“I am suggesting that TED promote the Live Stream of our program, Ex TEDx West Hollywood, as something to watch and comment on. Since their definition of what’s worthy has not sat well with their public, let our program either be the validation of their decision, where it’s plain to see how unworthy our talks are, or be the indication that the parameters they are using need to change.”

TED created a similar recent firestorm by banning talks at TEDxWhitechapel on January 13, 2013 by author Graham Hancock and scientist Rupert Sheldrake from the official TED videos website.
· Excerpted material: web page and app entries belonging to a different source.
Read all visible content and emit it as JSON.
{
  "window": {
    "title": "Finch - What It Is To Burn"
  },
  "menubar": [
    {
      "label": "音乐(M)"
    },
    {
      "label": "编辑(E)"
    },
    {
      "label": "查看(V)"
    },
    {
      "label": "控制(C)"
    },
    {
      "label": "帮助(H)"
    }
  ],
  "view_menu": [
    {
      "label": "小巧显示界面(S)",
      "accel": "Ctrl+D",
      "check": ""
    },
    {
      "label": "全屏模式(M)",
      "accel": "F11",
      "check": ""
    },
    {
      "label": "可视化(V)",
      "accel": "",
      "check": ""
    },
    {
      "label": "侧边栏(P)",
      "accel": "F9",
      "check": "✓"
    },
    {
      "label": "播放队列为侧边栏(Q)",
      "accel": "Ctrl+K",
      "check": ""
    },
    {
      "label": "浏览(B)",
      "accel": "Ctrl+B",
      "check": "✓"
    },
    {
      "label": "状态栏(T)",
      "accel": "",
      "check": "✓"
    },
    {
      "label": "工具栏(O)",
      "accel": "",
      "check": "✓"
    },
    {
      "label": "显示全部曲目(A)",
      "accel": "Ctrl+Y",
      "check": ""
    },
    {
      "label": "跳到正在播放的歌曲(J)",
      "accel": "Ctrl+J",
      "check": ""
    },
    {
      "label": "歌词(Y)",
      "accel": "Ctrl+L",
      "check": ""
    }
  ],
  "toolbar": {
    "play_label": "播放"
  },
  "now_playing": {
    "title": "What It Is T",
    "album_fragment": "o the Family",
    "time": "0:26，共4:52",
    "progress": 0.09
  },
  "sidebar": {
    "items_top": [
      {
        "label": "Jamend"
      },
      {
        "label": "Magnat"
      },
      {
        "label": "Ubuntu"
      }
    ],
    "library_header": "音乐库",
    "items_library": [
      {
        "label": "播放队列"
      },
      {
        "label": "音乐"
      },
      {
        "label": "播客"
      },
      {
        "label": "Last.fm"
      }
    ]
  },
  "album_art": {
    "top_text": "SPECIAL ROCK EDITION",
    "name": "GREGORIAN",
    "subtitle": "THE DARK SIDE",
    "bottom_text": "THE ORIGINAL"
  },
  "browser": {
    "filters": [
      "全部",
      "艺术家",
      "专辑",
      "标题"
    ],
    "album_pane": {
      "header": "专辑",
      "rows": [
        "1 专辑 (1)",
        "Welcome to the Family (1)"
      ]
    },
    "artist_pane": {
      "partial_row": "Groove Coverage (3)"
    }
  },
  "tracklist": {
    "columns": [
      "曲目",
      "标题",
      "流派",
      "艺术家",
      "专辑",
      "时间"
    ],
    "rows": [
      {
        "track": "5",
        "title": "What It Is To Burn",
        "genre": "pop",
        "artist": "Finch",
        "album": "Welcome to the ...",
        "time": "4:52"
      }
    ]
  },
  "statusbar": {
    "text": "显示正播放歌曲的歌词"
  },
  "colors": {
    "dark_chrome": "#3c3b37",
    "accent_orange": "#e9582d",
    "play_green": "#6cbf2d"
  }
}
TED instead moved them here for viewing and discussion: The debate about Rupert Sheldrake’s talk and The debate about Graham Hancock’s talk.

Russell Targ speaks out

“In cancelling the TEDx event in West Hollywood, it appears that I was accused of ‘using the guise of science’ to further spooky claims (or some such),” said physicist Dr. Russell Targ in “The debate about Rupert Sheldrake’s talk” on TED Conversations. (Targ was/is scheduled to speak onThe Reality of ESP: A Physicist’s Proof of Psychic Abilities” at ExTEDWestHollywood.)

“People on [the TED Conversations] blog have asked what I was going to talk about . That’s easily answered. I was co-founder of a 23-year research program investigating psychic abilities at Stanford Research Institute. We were doing research and applications for the CIA, Defense Intelligence Agency, Air Force and Army Intelligence, NASA, and others.

“In this $25 million program we used ‘remote viewing’ to find a downed Russian bomber in North Africa, for which President Carter commended us. We found a kidnapped U.S. general in Italy, and the kidnap car that snatched Patricia Hearst. We looked in on the US hostages in Iran, and predicted the immanent release of Richard Queen, who was soon sent to Germany. We described a Russian weapons factory in Siberia, leading to a U.S. congressional investigation about weakness in U.S/ security, etc.

“We published our scientific findings in Nature, Proc. IEEE, Proc. AAAS, and Proc. American Institute of Physics. I thought a TED audience would find this recently declassified material interesting. And no physics would be harmed in my presentation.”

What’s your take on this? Sound off in the comments below.

Note: as of post time, we were unable to get a statement from a TED spokesperson. We will update this post tomorrow with any new information. — Editor

UPDATE April 1, 2013: TED has now posted “A note to the TED community on the withdrawal of the TEDxWestHollywood license” and has opened a discussion on this here. The note states that a TED-like experience should exclude “talks that use the language of science to present speculative claims as fact.” Quoting the TED statement:

The program theme (which has since been edited online) was described this way:

Brother, Can You Spare a Paradigm? will deal with the need to change our fundamental value system or worldview to one in which humanity pulls together, superseding the current worldview where whoever has the most toys wins. The new ideation will be based on what science tells us is a quantum universe, with everything being interconnected and interdependent — one organism that needs to function for the good of the whole.

This language alone raised a red flag. (Characterizing the universe as a single organism is not a tenet of quantum physics.) As more details became available, we made the curatorial judgment that the program was not appropriate for TEDx. Our decision was not based on any individual speaker, but our assessment of the overall curatorial direction of the program.